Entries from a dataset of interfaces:
- - - -
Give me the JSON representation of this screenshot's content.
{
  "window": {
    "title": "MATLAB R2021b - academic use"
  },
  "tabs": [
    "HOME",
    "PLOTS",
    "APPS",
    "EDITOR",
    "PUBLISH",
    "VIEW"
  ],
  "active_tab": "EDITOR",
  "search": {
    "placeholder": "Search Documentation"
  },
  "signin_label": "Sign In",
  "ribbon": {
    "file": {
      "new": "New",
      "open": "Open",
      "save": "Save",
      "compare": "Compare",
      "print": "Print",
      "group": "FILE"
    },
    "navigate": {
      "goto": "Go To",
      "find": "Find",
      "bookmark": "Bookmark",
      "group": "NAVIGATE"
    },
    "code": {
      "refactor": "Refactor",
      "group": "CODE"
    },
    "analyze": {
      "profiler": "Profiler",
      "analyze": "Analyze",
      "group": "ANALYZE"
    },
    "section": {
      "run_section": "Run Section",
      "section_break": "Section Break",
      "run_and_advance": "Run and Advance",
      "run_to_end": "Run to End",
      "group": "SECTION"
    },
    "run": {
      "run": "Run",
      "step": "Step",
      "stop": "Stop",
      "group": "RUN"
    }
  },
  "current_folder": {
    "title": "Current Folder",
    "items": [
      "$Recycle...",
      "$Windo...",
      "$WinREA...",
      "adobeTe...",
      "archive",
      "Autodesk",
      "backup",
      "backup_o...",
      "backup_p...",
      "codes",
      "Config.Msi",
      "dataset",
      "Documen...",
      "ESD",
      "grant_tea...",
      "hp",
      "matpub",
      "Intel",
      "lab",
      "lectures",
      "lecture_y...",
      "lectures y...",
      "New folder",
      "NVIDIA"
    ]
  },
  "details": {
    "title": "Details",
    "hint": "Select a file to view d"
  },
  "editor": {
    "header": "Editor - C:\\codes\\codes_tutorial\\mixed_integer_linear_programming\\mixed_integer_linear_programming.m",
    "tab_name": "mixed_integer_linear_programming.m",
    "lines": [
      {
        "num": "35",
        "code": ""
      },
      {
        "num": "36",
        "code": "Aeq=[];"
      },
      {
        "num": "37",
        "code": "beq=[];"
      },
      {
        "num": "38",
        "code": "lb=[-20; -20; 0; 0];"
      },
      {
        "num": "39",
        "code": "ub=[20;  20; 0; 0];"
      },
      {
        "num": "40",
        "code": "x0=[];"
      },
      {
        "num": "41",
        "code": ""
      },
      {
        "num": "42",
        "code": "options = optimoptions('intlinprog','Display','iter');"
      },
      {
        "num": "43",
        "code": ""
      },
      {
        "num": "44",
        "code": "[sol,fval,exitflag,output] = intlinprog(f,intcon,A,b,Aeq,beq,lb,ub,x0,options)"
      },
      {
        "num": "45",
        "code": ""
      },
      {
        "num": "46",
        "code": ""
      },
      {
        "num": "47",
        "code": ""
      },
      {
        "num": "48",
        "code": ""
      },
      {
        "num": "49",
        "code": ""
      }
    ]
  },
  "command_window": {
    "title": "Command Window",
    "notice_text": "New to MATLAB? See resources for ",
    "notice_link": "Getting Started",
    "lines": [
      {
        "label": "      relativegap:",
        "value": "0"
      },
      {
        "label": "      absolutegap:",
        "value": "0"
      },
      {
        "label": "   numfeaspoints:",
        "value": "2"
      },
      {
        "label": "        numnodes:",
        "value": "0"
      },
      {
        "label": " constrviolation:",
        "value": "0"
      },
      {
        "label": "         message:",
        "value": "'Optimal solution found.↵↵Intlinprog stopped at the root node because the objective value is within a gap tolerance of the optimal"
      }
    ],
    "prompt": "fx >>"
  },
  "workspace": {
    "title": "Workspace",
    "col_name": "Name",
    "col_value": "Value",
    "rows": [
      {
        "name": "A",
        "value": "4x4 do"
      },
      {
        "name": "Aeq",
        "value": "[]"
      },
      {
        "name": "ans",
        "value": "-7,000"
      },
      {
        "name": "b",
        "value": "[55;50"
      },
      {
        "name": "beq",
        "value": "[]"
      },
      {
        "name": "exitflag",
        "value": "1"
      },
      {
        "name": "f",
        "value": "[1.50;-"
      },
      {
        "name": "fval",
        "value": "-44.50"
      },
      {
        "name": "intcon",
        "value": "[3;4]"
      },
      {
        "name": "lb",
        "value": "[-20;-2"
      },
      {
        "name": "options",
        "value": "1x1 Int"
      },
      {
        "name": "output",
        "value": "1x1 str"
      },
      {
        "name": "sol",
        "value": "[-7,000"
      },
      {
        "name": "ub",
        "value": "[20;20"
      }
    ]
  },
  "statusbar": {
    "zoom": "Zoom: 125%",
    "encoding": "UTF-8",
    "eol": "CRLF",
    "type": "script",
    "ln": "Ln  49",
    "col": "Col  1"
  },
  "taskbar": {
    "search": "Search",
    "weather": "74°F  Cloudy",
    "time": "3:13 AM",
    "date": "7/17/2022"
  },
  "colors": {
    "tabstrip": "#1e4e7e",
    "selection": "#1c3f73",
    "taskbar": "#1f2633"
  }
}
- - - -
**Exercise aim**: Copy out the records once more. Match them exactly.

**Answer for this exercise**:
Give me the JSON representation of this screenshot's content.
{
  "window": {
    "title": "MATLAB R2021b - academic use"
  },
  "tabs": [
    "HOME",
    "PLOTS",
    "APPS",
    "EDITOR",
    "PUBLISH",
    "VIEW"
  ],
  "active_tab": "EDITOR",
  "search": {
    "placeholder": "Search Documentation"
  },
  "signin_label": "Sign In",
  "ribbon": {
    "file": {
      "new": "New",
      "open": "Open",
      "save": "Save",
      "compare": "Compare",
      "print": "Print",
      "group": "FILE"
    },
    "navigate": {
      "goto": "Go To",
      "find": "Find",
      "bookmark": "Bookmark",
      "group": "NAVIGATE"
    },
    "code": {
      "refactor": "Refactor",
      "group": "CODE"
    },
    "analyze": {
      "profiler": "Profiler",
      "analyze": "Analyze",
      "group": "ANALYZE"
    },
    "section": {
      "run_section": "Run Section",
      "section_break": "Section Break",
      "run_and_advance": "Run and Advance",
      "run_to_end": "Run to End",
      "group": "SECTION"
    },
    "run": {
      "run": "Run",
      "step": "Step",
      "stop": "Stop",
      "group": "RUN"
    }
  },
  "current_folder": {
    "title": "Current Folder",
    "items": [
      "$Recycle...",
      "$Windo...",
      "$WinREA...",
      "adobeTe...",
      "archive",
      "Autodesk",
      "backup",
      "backup_o...",
      "backup_p...",
      "codes",
      "Config.Msi",
      "dataset",
      "Documen...",
      "ESD",
      "grant_tea...",
      "hp",
      "matpub",
      "Intel",
      "lab",
      "lectures",
      "lecture_y...",
      "lectures y...",
      "New folder",
      "NVIDIA"
    ]
  },
  "details": {
    "title": "Details",
    "hint": "Select a file to view d"
  },
  "editor": {
    "header": "Editor - C:\\codes\\codes_tutorial\\mixed_integer_linear_programming\\mixed_integer_linear_programming.m",
    "tab_name": "mixed_integer_linear_programming.m",
    "lines": [
      {
        "num": "35",
        "code": ""
      },
      {
        "num": "36",
        "code": "Aeq=[];"
      },
      {
        "num": "37",
        "code": "beq=[];"
      },
      {
        "num": "38",
        "code": "lb=[-20; -20; 0; 0];"
      },
      {
        "num": "39",
        "code": "ub=[20;  20; 0; 0];"
      },
      {
        "num": "40",
        "code": "x0=[];"
      },
      {
        "num": "41",
        "code": ""
      },
      {
        "num": "42",
        "code": "options = optimoptions('intlinprog','Display','iter');"
      },
      {
        "num": "43",
        "code": ""
      },
      {
        "num": "44",
        "code": "[sol,fval,exitflag,output] = intlinprog(f,intcon,A,b,Aeq,beq,lb,ub,x0,options)"
      },
      {
        "num": "45",
        "code": ""
      },
      {
        "num": "46",
        "code": ""
      },
      {
        "num": "47",
        "code": ""
      },
      {
        "num": "48",
        "code": ""
      },
      {
        "num": "49",
        "code": ""
      }
    ]
  },
  "command_window": {
    "title": "Command Window",
    "notice_text": "New to MATLAB? See resources for ",
    "notice_link": "Getting Started",
    "lines": [
      {
        "label": "      relativegap:",
        "value": "0"
      },
      {
        "label": "      absolutegap:",
        "value": "0"
      },
      {
        "label": "   numfeaspoints:",
        "value": "2"
      },
      {
        "label": "        numnodes:",
        "value": "0"
      },
      {
        "label": " constrviolation:",
        "value": "0"
      },
      {
        "label": "         message:",
        "value": "'Optimal solution found.↵↵Intlinprog stopped at the root node because the objective value is within a gap tolerance of the optimal"
      }
    ],
    "prompt": "fx >>"
  },
  "workspace": {
    "title": "Workspace",
    "col_name": "Name",
    "col_value": "Value",
    "rows": [
      {
        "name": "A",
        "value": "4x4 do"
      },
      {
        "name": "Aeq",
        "value": "[]"
      },
      {
        "name": "ans",
        "value": "-7,000"
      },
      {
        "name": "b",
        "value": "[55;50"
      },
      {
        "name": "beq",
        "value": "[]"
      },
      {
        "name": "exitflag",
        "value": "1"
      },
      {
        "name": "f",
        "value": "[1.50;-"
      },
      {
        "name": "fval",
        "value": "-44.50"
      },
      {
        "name": "intcon",
        "value": "[3;4]"
      },
      {
        "name": "lb",
        "value": "[-20;-2"
      },
      {
        "name": "options",
        "value": "1x1 Int"
      },
      {
        "name": "output",
        "value": "1x1 str"
      },
      {
        "name": "sol",
        "value": "[-7,000"
      },
      {
        "name": "ub",
        "value": "[20;20"
      }
    ]
  },
  "statusbar": {
    "zoom": "Zoom: 125%",
    "encoding": "UTF-8",
    "eol": "CRLF",
    "type": "script",
    "ln": "Ln  49",
    "col": "Col  1"
  },
  "taskbar": {
    "search": "Search",
    "weather": "74°F  Cloudy",
    "time": "3:13 AM",
    "date": "7/17/2022"
  },
  "colors": {
    "tabstrip": "#1e4e7e",
    "selection": "#1c3f73",
    "taskbar": "#1f2633"
  }
}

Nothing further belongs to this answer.